It's great to watch an actress at the top of her game.
In the two-hander play The Velocity of Autumn at Broadway's Booth Theater, this chamber piece showcases the wonderful Estelle Parsons and Stephen Spinella as a contentious mother and son.
Parsons' Alexandra has barricaded herself inside a Brooklyn brownstone, fearful of being shipped off to a nursing home. As insurance, she's even threatened to blow it up. Like Lear on the heath, she rages against age, time and thoughtless children. Two of her three kids are eager to dislodge her from her pricey homestead. And she's not sure if they're just eager to contact the realtor, worried about her well being, or both.
An artist still passionate about beauty, she fiercely makes the case for independence. But the only one capable of hearing her pleas is rebel son Chris (Spinella), who long ago divorced himself from the family.
Now, at the end of her life -- and at a crossroads himself -- the two stage a final confrontation. The battles between children and parents are timeless, but what this intimate story captures so well is the disconnect between the two. Her more career-oriented kids can't hear her cries for self-sufficiency; she can't appreciate their concern. But the creative, wayward son, mired in his own familial issues, will act as a catalyst. Together, they must determine what constitutes an acceptable resolution.
To see Parsons, 86, struggle to rise, or raise her fist against the inequities of age, is to witness a masterful performance. And the skillful Spinella holds his own. Directed with sensitivity by Molly Smith, Eric Coble's play isn't deep, but straightforward. It understands the pain and perplexity our loved ones can evoke. Most telling is the overarching love of beauty -- which endures long after any domestic disappointment or failing health.

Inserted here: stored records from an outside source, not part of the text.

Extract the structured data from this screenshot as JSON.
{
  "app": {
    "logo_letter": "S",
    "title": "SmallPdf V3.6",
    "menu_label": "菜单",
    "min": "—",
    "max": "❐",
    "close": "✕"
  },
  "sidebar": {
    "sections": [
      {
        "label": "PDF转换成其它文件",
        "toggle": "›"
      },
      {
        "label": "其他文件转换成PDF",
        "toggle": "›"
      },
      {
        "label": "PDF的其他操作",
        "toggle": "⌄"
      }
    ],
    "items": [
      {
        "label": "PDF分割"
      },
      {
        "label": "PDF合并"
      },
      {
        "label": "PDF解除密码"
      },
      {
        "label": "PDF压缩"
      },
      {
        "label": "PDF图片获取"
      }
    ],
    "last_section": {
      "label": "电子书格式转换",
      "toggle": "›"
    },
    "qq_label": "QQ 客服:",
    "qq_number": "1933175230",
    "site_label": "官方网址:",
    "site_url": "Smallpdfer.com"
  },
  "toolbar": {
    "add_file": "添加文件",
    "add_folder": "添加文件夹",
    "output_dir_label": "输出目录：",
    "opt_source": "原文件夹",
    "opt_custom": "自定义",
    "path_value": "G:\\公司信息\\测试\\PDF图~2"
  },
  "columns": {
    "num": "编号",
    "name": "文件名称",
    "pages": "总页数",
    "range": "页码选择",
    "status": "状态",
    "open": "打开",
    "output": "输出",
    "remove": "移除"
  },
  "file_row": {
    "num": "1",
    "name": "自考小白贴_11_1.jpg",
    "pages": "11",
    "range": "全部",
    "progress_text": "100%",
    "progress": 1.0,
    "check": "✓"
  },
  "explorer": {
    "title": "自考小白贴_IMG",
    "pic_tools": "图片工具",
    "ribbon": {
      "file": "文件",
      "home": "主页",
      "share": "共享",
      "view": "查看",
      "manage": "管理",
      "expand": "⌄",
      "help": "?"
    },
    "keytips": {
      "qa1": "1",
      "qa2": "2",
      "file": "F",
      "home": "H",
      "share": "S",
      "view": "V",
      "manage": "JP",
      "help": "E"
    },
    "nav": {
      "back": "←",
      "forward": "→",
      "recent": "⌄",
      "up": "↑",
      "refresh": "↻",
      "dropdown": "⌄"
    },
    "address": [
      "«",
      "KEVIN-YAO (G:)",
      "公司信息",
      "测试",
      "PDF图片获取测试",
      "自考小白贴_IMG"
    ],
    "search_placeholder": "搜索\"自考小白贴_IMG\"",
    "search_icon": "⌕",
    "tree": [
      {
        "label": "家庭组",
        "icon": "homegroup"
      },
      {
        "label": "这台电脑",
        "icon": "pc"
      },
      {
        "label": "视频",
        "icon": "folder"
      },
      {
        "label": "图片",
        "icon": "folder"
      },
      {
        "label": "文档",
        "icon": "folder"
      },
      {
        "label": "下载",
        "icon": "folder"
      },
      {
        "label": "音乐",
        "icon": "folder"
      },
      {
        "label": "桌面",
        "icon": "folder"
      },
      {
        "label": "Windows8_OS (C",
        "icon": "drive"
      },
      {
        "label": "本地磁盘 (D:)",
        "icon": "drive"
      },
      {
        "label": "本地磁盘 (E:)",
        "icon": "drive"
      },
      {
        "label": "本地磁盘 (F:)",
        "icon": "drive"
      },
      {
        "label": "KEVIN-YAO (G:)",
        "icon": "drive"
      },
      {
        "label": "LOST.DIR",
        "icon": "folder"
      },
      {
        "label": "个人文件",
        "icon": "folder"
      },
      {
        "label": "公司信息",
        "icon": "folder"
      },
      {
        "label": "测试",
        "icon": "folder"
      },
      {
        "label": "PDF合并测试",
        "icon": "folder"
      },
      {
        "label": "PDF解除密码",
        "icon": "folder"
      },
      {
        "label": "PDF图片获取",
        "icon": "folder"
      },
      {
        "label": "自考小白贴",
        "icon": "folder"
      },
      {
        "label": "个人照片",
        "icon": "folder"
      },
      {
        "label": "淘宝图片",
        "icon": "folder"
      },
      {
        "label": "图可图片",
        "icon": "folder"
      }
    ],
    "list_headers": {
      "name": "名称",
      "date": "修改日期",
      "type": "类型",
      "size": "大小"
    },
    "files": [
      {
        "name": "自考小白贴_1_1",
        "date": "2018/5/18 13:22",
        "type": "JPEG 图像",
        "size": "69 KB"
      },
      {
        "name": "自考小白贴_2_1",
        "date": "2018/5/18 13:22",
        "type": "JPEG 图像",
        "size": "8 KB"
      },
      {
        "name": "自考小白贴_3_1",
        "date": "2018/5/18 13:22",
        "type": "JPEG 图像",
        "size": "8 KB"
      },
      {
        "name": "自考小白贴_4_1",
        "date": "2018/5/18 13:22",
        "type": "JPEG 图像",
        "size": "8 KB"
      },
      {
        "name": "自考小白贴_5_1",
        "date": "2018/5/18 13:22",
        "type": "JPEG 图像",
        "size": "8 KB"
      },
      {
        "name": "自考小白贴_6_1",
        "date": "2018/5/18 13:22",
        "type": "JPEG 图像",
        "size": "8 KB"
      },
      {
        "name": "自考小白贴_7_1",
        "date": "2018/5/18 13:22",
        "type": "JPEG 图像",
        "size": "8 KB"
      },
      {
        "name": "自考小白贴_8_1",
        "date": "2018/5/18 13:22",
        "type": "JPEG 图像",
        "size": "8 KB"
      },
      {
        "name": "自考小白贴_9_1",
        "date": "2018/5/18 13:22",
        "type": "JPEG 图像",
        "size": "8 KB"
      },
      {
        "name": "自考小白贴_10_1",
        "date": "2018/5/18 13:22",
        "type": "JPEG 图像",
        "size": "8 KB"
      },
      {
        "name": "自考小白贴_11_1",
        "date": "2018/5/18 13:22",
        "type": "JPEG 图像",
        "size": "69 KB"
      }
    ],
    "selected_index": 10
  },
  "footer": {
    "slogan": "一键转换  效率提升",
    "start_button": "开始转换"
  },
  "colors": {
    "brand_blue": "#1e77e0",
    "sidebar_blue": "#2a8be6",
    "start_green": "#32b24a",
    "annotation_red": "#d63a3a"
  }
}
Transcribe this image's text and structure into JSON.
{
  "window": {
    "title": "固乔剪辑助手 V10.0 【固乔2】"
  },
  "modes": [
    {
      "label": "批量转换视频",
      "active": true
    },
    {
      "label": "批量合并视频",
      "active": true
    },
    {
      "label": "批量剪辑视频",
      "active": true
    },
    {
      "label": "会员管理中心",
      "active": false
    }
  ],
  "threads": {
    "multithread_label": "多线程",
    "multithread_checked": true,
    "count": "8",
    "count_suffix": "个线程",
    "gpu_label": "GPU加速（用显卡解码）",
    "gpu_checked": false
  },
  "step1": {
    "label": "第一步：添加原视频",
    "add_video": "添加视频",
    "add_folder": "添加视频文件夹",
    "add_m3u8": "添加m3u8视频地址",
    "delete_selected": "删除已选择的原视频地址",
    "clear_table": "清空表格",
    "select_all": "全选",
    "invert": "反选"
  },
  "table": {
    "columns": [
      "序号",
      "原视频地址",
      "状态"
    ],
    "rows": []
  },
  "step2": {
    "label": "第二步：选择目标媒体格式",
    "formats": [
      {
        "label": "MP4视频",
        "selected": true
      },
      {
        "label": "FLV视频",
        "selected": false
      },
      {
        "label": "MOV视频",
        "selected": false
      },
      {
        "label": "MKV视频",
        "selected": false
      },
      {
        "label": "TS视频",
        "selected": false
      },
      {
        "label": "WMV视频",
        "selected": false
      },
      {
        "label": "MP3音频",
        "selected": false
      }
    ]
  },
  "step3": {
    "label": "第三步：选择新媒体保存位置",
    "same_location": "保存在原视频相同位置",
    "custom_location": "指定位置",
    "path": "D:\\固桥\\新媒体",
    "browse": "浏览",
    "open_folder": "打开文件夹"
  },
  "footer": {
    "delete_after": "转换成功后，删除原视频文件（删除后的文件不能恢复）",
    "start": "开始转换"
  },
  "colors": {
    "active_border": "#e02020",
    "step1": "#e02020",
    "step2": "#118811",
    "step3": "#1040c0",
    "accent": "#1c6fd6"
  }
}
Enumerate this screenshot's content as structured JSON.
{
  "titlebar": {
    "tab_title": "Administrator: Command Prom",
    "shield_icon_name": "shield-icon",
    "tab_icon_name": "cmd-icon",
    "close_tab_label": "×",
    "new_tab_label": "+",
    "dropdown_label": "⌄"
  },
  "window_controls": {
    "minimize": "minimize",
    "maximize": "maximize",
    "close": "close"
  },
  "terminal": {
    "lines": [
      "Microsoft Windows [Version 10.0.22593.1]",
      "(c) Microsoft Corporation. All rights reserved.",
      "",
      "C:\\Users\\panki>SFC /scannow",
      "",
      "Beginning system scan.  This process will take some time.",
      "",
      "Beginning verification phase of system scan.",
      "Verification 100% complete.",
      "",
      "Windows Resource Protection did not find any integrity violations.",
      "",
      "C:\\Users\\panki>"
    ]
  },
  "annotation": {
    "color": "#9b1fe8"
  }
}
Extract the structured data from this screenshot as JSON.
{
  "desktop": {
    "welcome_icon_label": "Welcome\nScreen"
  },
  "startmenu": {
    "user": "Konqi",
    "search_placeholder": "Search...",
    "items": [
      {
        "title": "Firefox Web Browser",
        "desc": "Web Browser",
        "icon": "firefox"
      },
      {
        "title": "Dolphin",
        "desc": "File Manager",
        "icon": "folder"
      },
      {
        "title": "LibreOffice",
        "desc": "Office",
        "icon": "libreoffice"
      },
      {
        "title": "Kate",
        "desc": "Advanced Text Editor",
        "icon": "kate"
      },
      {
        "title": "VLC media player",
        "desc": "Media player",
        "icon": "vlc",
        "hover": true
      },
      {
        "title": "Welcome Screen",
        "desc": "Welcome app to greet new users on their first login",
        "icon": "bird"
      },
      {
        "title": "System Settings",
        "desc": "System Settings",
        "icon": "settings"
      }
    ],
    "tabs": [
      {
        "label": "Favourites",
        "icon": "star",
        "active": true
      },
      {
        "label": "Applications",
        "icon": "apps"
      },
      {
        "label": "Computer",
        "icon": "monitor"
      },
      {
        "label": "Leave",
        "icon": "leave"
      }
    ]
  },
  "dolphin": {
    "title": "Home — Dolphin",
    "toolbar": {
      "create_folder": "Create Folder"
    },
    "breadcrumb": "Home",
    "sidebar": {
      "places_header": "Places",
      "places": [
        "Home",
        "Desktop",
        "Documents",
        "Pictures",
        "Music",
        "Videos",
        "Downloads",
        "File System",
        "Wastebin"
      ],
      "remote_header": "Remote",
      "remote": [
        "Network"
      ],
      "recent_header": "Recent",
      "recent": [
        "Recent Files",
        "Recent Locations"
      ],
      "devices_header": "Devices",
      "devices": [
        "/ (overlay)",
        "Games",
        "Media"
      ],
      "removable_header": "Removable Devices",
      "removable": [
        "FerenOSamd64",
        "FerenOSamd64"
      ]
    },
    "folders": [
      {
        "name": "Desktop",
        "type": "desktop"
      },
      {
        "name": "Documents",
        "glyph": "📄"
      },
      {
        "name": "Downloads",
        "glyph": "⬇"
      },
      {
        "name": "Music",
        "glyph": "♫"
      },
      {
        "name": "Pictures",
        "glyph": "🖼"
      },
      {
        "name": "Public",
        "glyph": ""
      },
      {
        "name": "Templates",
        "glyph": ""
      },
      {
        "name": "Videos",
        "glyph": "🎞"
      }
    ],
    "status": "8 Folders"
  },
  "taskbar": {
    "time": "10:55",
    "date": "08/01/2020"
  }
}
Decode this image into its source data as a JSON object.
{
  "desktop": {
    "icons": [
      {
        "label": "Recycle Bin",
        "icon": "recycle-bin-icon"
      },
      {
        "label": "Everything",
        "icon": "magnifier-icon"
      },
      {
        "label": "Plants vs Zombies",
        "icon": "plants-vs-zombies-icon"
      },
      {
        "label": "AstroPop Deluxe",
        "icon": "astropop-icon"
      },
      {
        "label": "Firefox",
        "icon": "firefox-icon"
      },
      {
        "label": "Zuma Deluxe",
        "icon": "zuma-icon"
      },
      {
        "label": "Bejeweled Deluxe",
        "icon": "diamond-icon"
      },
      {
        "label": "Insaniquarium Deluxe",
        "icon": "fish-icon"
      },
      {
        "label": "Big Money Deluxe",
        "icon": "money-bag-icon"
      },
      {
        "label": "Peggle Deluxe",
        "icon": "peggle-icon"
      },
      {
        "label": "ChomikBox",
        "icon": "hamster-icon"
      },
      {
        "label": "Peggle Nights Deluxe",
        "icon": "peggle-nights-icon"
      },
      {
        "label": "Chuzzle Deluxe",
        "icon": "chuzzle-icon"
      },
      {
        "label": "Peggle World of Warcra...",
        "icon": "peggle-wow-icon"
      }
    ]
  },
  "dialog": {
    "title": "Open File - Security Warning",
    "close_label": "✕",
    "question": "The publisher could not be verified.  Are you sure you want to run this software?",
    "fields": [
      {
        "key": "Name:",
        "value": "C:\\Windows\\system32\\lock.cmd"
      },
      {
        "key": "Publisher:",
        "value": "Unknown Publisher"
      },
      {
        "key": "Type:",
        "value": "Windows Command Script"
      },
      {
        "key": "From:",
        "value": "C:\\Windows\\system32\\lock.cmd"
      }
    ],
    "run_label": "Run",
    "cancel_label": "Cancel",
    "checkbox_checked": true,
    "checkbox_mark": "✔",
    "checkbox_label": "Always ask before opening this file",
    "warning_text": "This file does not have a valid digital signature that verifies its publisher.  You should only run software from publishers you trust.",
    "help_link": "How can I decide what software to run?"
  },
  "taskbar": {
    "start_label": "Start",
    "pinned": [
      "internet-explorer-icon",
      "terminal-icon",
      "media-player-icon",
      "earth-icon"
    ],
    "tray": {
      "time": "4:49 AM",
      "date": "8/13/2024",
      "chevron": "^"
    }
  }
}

Conversely, on the kid front, the New Victory Theater is staging Fluff, the creation of Australian actress Christine Johnston. Her Gingham family is lovable and quirky. Johnston, a marvelous singer with a wacky beehive who can also vocalize an array of sounds, including bird calls, and Lisa O'Neill, a kooky dancer and silent partner, rescue lost, often handmade toys, like Humpty Dumpty, Floppy and Fluff. They are joined by Peter Nelson, who helms musical/multimedia duties.
In fact, the Ginghams embark on a worldwide mission. Once the toys are found, they are bathed in love, affection, even a comfy bed all their own, part of a colorful set of odd-shaped boxes. All the lost toys get a back-story and specific musical assignments, which can double as a memory game for younger children.
The funny, imaginative production offers interaction with the engaged kids. Fluff has a subtle morale -- everything needs care -- which should play well with parents. Yet it should reassure kids -- if you lose your toys, count on the Ginghams to find them.